In 2017, Gov. Tom Wolf signed H 271 into law, enabling Pennsylvanians to enjoy online casino gambling. Anyone aged 21 and over, from that point on, was allowed to place sports bets over the internet or in person at Pennsylvania’s casinos, racetracks, and former racetracks.

Online casino winnings are subject to the Pennsylvania’s Gross Income Tax, including all other forms of gambling (sports betting, racetrack, lotto, etc.).

Federal Tax Form W2-G for Casinos and Bookies

All Pennsylvania-licensed casinos and racetracks, must report gambling winnings to the IRS on Form W2-G. This includes all partnered online casinos and online sportsbooks. The physical licensed establishment will report these figures.

How Much are PA Casino Winnings Taxed?

Gambling winnings from a Pennsylvania location are taxable to residents and non-residents. This includes online sports betting and placing bets at casinos and racetracks. The amount of tax you owe on your gambling winnings, is based on your taxable income bracket.

As stated by the Pennsylvania Department of Revenue, players can use gambling losses to offset gambling winnings from the same year as long as they do not exceed total winnings. Losses that equate to more than earning, cannot be reported as a negative figure on the Pennsylvania tax return.
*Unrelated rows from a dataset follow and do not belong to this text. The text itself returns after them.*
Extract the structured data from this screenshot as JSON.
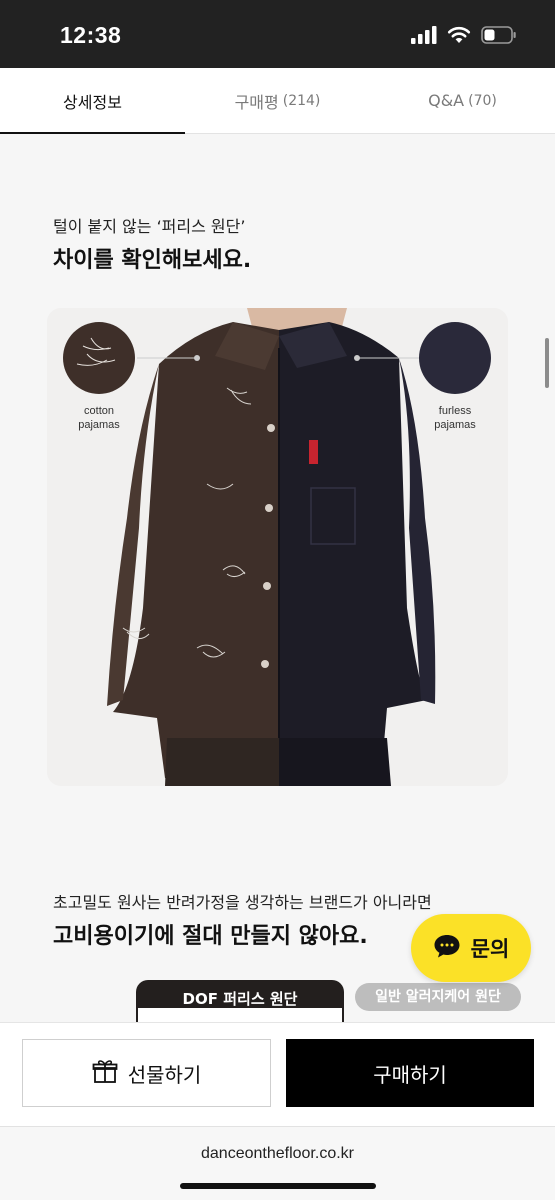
{
  "status_bar": {
    "time": "12:38",
    "battery_level": 0.4
  },
  "tabs": [
    {
      "label": "상세정보",
      "count": ""
    },
    {
      "label": "구매평",
      "count": "(214)"
    },
    {
      "label": "Q&A",
      "count": "(70)"
    }
  ],
  "intro": {
    "subtitle": "털이 붙지 않는 ‘퍼리스 원단’",
    "headline": "차이를 확인해보세요."
  },
  "photo": {
    "left_label_1": "cotton",
    "left_label_2": "pajamas",
    "right_label_1": "furless",
    "right_label_2": "pajamas"
  },
  "section2": {
    "subtitle": "초고밀도 원사는 반려가정을 생각하는 브랜드가 아니라면",
    "headline": "고비용이기에 절대 만들지 않아요."
  },
  "chat": {
    "label": "문의"
  },
  "compare": {
    "dof_label": "DOF 퍼리스 원단",
    "normal_label": "일반 알러지케어 원단"
  },
  "bottom": {
    "gift_label": "선물하기",
    "buy_label": "구매하기"
  },
  "url": "danceonthefloor.co.kr",
  "colors": {
    "status_bar": "#222222",
    "chat_yellow": "#fbe127",
    "buy_black": "#000000",
    "dof_dark": "#231f1e"
  },
  "icons": [
    "signal-icon",
    "wifi-icon",
    "battery-icon",
    "chat-bubble-icon",
    "gift-icon"
  ]
}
If you report gambling winnings (net of losses) on your Pennsylvania return, you must attach a supporting statement indicating your total winnings and losses. Residents and nonresidents use PA-40 Schedule T, Gambling and Lottery Winnings (PDF) to report amount(s) of gambling and lottery winnings..

  • The following gambling and lottery winnings, in Pennsylvania, are taxable:
  • The value of property (automobiles, jewelry, electronic devices, appliances, clothes, etc.)
  • The value of the use of property (trips, vacations, airline tickets, cruise, etc.)
  • Other items of value
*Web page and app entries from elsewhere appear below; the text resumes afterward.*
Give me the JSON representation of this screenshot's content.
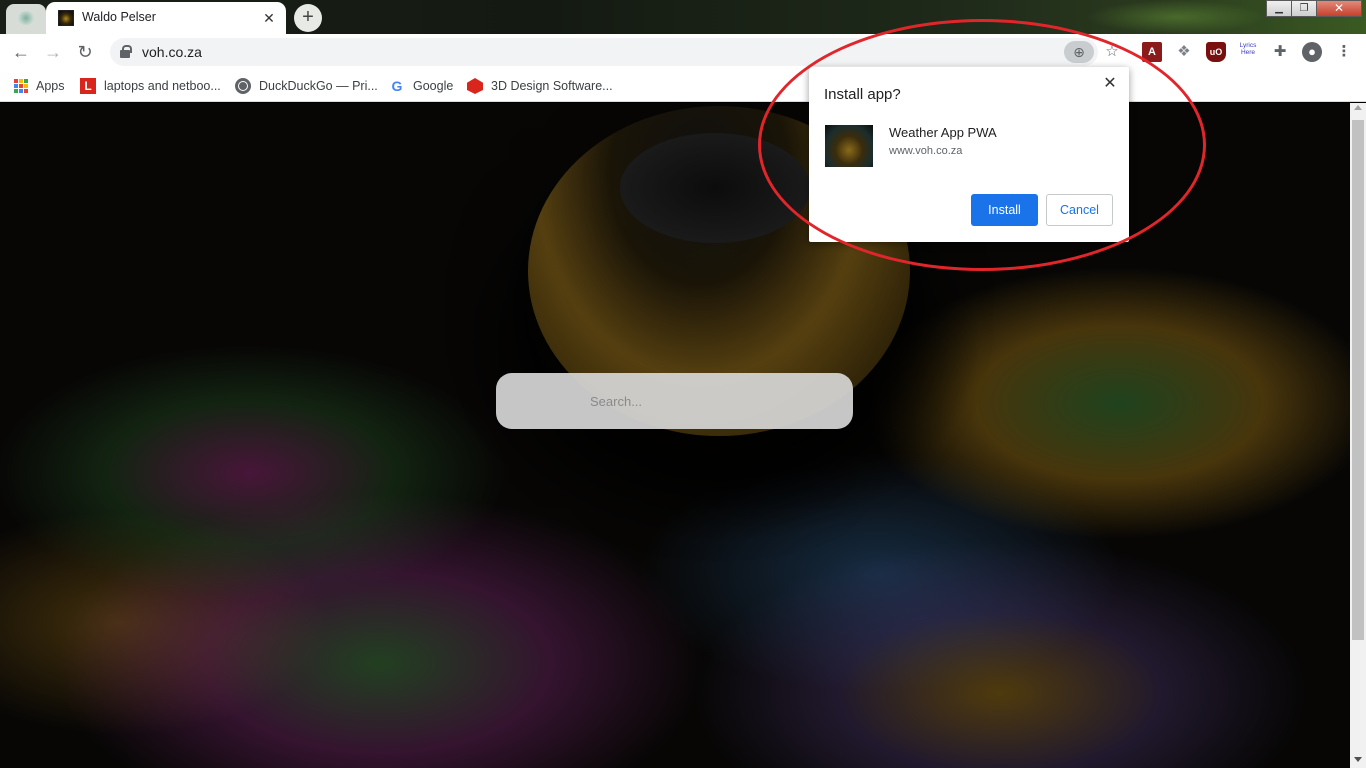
{
  "browser": {
    "active_tab_title": "Waldo Pelser",
    "tab_close_glyph": "✕",
    "new_tab_glyph": "+",
    "window_controls": {
      "minimize": "▁",
      "restore": "❐",
      "close": "✕"
    }
  },
  "toolbar": {
    "url": "voh.co.za",
    "back_glyph": "←",
    "forward_glyph": "→",
    "reload_glyph": "↻",
    "extensions": {
      "pdf": "A",
      "ublock": "uO",
      "lyrics": "Lyrics Here"
    }
  },
  "bookmarks": [
    {
      "label": "Apps",
      "icon": "apps-grid-icon"
    },
    {
      "label": "laptops and netboo...",
      "icon": "laptop-store-icon",
      "glyph": "L"
    },
    {
      "label": "DuckDuckGo — Pri...",
      "icon": "globe-icon"
    },
    {
      "label": "Google",
      "icon": "google-icon",
      "glyph": "G"
    },
    {
      "label": "3D Design Software...",
      "icon": "sketchup-icon"
    }
  ],
  "page": {
    "search_placeholder": "Search..."
  },
  "install_dialog": {
    "title": "Install app?",
    "close_glyph": "✕",
    "app_name": "Weather App PWA",
    "app_url": "www.voh.co.za",
    "install_label": "Install",
    "cancel_label": "Cancel"
  },
  "colors": {
    "accent_blue": "#1a73e8",
    "annotation_red": "#e0262b",
    "apps_grid": [
      "#ea4335",
      "#fbbc05",
      "#34a853",
      "#4285f4",
      "#ea4335",
      "#fbbc05",
      "#34a853",
      "#4285f4",
      "#ea4335"
    ]
  }
}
Your Responsibility to Declare Winnings

The PA establishment must submit Form W2-G and if necessary, withhold the appropriate tax from your winnings. Either way, if they do submit it or not, you will need to report your net gambling winnings as income on your tax return (along with loss offsets).

If you do receive Form W-2G from a gambling operator, you must not ignore it. File your tax return and categorize this income appropriately. Otherwise, the IRS may be in touch with you.